═════ Stored data ═════

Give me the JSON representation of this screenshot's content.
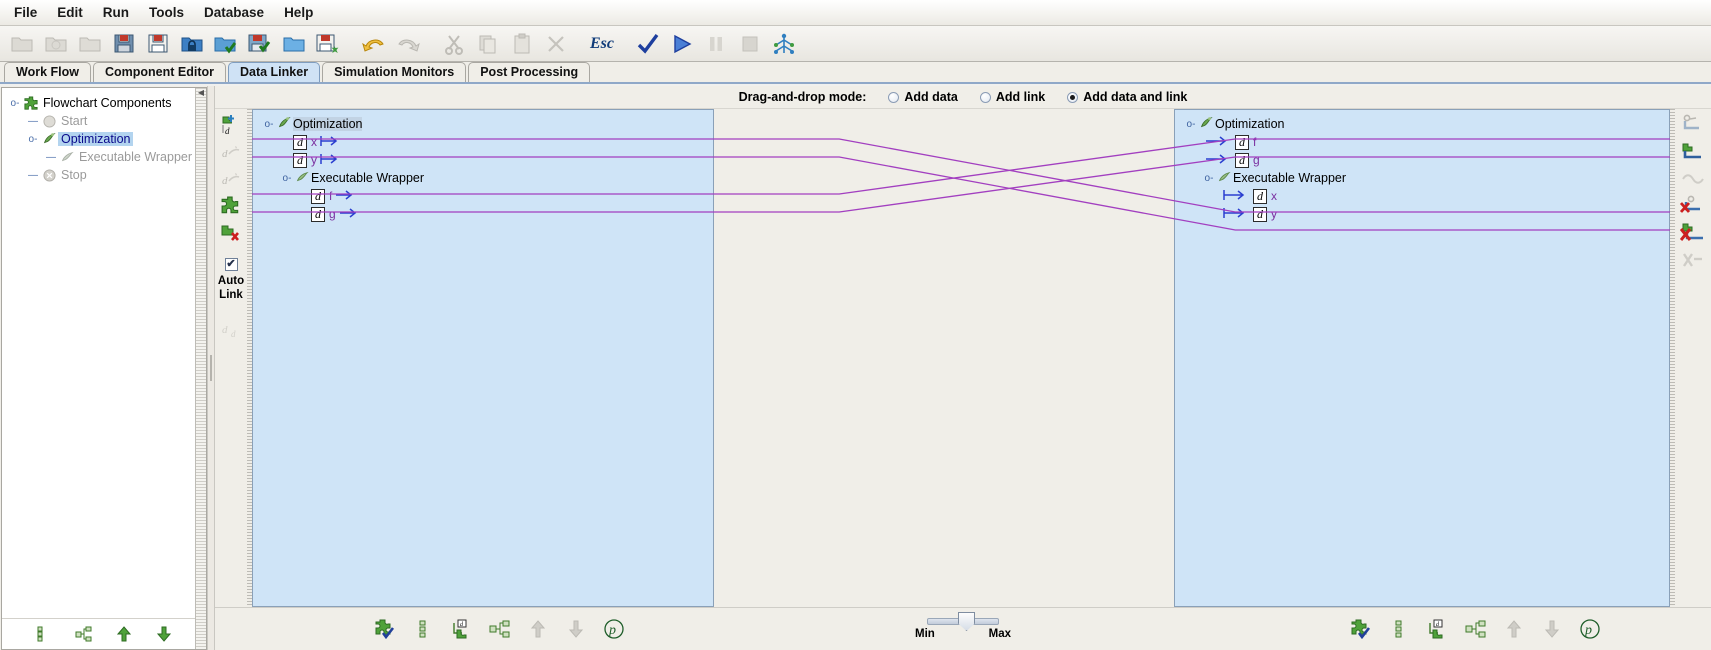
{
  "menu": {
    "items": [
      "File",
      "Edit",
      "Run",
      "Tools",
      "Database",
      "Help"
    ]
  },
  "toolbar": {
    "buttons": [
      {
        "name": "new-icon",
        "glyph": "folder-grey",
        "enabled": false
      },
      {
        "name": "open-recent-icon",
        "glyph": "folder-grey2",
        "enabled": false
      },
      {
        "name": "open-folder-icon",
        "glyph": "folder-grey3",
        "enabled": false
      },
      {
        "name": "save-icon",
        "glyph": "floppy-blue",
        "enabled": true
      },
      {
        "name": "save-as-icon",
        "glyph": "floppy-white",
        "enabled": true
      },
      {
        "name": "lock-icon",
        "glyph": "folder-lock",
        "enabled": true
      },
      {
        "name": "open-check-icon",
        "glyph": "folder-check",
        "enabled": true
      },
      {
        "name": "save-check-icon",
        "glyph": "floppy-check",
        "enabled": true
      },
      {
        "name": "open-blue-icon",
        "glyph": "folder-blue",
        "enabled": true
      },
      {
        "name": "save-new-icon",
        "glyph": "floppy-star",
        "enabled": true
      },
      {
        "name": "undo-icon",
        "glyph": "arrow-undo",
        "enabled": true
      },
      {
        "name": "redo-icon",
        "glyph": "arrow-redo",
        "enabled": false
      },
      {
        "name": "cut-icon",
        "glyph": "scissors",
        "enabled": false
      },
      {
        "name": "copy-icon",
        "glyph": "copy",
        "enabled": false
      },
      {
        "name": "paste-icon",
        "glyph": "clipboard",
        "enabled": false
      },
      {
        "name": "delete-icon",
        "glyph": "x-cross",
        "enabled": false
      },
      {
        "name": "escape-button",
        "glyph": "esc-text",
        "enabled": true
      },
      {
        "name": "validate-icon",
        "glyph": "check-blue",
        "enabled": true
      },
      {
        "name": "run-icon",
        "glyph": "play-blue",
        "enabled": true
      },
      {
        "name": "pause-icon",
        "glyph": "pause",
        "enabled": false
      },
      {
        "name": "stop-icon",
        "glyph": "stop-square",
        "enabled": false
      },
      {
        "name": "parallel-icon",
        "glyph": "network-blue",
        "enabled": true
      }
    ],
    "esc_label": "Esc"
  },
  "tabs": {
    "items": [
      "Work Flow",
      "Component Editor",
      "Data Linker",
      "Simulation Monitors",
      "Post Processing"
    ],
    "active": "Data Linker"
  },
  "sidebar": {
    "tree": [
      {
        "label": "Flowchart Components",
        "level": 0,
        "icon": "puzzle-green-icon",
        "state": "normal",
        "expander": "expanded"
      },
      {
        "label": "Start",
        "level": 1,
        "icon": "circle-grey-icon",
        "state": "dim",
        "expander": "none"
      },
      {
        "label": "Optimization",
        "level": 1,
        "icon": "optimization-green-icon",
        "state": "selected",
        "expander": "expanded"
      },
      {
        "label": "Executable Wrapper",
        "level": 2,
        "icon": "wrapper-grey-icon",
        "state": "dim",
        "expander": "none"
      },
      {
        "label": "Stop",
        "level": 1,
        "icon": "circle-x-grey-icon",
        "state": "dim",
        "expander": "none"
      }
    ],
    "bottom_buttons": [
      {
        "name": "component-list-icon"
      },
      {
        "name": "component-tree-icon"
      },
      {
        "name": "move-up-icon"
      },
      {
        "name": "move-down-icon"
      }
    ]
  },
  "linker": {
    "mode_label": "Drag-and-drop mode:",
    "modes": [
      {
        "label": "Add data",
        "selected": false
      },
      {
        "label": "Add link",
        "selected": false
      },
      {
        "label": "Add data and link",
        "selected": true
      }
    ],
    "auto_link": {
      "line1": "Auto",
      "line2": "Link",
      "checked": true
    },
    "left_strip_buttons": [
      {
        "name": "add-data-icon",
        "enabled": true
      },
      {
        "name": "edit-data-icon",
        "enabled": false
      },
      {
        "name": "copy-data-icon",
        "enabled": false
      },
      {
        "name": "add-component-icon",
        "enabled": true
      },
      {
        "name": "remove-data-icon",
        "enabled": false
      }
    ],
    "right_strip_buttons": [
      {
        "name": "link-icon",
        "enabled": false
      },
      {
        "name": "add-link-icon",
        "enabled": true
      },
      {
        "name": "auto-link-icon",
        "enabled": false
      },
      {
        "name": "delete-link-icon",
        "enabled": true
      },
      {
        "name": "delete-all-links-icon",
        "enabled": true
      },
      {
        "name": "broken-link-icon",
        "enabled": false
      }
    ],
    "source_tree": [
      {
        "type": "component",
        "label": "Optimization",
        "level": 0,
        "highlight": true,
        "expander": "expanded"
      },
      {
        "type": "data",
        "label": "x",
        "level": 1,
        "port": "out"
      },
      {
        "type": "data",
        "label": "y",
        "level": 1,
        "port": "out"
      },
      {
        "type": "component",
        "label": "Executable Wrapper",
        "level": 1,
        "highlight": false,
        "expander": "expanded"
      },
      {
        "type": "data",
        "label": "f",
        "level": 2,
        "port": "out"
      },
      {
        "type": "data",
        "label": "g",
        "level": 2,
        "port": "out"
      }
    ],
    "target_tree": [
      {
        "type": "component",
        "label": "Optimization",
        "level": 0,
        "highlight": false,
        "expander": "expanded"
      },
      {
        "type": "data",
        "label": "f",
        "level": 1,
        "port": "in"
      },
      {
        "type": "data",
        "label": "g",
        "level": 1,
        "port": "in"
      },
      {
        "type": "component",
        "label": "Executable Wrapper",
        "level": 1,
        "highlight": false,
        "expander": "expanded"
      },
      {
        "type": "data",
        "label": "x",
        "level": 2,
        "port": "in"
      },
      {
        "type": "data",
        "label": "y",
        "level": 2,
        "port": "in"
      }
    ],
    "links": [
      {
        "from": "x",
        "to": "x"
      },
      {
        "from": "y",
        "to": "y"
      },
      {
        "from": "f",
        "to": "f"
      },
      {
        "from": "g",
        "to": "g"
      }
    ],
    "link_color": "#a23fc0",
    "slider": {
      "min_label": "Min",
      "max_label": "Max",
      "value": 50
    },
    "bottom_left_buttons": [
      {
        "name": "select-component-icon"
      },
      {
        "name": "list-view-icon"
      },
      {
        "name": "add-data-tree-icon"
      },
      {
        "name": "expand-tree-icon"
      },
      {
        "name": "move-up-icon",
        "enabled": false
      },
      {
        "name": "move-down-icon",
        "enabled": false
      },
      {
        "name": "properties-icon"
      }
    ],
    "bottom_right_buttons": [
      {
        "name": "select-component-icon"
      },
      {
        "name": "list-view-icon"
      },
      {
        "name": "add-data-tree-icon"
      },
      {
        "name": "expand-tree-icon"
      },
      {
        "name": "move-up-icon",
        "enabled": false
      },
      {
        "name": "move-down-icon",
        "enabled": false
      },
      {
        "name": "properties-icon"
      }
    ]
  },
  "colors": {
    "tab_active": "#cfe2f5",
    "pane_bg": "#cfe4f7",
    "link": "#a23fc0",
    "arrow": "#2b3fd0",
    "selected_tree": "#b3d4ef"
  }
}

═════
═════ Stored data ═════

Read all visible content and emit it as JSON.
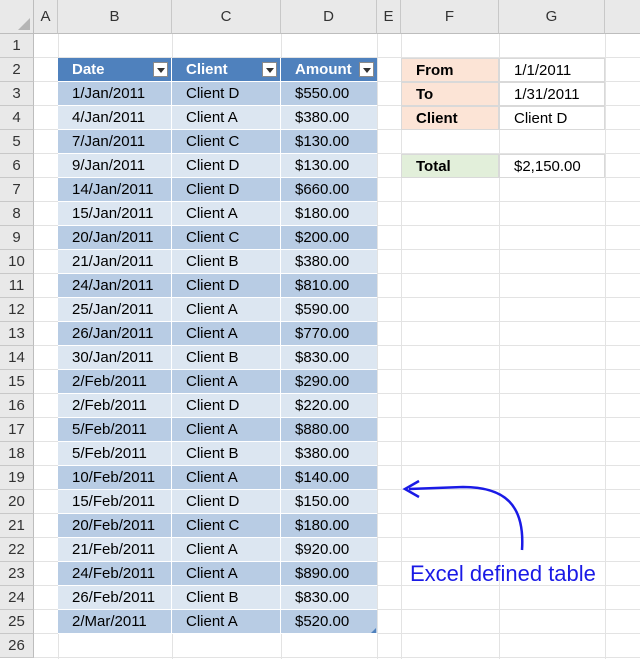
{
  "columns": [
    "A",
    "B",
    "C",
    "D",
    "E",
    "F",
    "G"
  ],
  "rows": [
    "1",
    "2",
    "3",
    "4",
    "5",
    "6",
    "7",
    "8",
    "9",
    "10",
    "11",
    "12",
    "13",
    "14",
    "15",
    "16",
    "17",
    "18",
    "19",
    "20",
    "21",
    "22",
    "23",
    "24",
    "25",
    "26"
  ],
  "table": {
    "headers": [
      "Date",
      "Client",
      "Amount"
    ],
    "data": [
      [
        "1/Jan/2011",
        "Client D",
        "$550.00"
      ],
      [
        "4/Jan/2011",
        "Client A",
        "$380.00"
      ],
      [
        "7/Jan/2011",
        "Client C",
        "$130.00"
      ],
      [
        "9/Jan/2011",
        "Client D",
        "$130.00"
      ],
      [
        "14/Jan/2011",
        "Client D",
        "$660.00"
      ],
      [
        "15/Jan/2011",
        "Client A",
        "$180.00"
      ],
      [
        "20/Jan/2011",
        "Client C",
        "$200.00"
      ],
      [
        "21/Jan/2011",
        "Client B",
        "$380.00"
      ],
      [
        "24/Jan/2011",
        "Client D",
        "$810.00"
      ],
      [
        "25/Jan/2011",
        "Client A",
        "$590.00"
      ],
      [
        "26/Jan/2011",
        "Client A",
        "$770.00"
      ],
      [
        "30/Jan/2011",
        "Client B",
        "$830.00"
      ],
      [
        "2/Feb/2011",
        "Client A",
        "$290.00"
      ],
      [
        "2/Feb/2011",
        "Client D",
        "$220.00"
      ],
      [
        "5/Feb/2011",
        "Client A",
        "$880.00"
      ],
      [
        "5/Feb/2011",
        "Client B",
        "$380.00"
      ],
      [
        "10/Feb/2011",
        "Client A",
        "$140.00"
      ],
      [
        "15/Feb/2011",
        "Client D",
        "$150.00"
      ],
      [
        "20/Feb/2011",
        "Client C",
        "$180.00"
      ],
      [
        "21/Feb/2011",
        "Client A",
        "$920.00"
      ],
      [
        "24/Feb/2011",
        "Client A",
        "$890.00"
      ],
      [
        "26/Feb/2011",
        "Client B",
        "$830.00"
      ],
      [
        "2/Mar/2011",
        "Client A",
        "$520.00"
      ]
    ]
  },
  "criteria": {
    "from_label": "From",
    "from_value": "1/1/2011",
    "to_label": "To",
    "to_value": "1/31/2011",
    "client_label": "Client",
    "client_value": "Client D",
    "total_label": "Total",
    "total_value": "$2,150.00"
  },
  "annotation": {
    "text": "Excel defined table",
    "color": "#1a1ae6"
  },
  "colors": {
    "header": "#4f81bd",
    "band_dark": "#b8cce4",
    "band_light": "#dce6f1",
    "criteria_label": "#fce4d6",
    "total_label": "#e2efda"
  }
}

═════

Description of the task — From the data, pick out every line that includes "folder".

Response area —
        "glyph": "folder-grey",
        "glyph": "folder-grey2",
        "name": "open-folder-icon",
        "glyph": "folder-grey3",
        "glyph": "folder-lock",
        "glyph": "folder-check",
        "glyph": "folder-blue",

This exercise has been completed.